Most Fire companies had a Dalmatian dog as a mascot and en route to the fire the barking dog ran along with the horses urging them to run faster. On the return trip back to the fire house, the dog having done its job, would sit proudly on the seat next to the driver. The Volunteers fought fires winter and summer. In winter the spray from the hoses froze on the Firemen’s faces and frosted their beards and mustaches.

Their feet suffered from the cold in the wet leather boots and it was not unusual for a Fireman to lose a few toes to frostbite. In the summer, the heavy clothing, the running, the heat of the fire, all caused the Volunteers to strain and curse as they battled a blaze. The work was exhausting, dangerous and daring but the fine old Volunteer Firemen were the most admirable brigade of their time.

When the City of New York embraced Queens County, in 1898, and Maspeth was absorbed into Greater New York, the Volunteers were notified that a paid City Fire Department would soon be taking over their duties. The volunteers were informed that they would be placed at the top of the list for the new paid positions if they wished to work as City employees and continue fighting fires.
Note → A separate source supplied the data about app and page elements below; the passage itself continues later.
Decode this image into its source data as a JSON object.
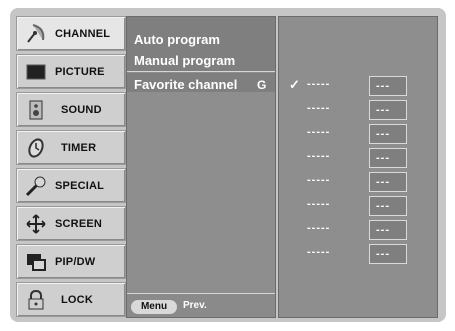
{
  "sidebar": {
    "items": [
      {
        "label": "CHANNEL",
        "icon": "satellite-dish-icon",
        "active": true
      },
      {
        "label": "PICTURE",
        "icon": "tv-screen-icon"
      },
      {
        "label": "SOUND",
        "icon": "speaker-icon"
      },
      {
        "label": "TIMER",
        "icon": "clock-icon"
      },
      {
        "label": "SPECIAL",
        "icon": "wrench-icon"
      },
      {
        "label": "SCREEN",
        "icon": "screen-adjust-icon"
      },
      {
        "label": "PIP/DW",
        "icon": "pip-window-icon"
      },
      {
        "label": "LOCK",
        "icon": "padlock-icon"
      }
    ]
  },
  "menu": {
    "items": [
      {
        "label": "Auto program"
      },
      {
        "label": "Manual program"
      },
      {
        "label": "Favorite channel",
        "key": "G",
        "selected": true
      }
    ],
    "footer": {
      "button_label": "Menu",
      "hint": "Prev."
    }
  },
  "favorites": {
    "rows": [
      {
        "check": "✓",
        "name": "-----",
        "number": "---"
      },
      {
        "check": "",
        "name": "-----",
        "number": "---"
      },
      {
        "check": "",
        "name": "-----",
        "number": "---"
      },
      {
        "check": "",
        "name": "-----",
        "number": "---"
      },
      {
        "check": "",
        "name": "-----",
        "number": "---"
      },
      {
        "check": "",
        "name": "-----",
        "number": "---"
      },
      {
        "check": "",
        "name": "-----",
        "number": "---"
      },
      {
        "check": "",
        "name": "-----",
        "number": "---"
      }
    ]
  },
  "colors": {
    "frame": "#c6c6c6",
    "panel": "#8e8e8e",
    "menu_text": "#ffffff"
  }
}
However, as is normally the case in all things concerning the City of New York, it was not until 1913 that the Volunteers continued their trade until the moment the City came in.

At the takeover, the City built a firehouse of their own in the Maspeth area, and this house was staffed with Engine Company 288 and Ladder Company 138. This Company continues to serve Maspeth today.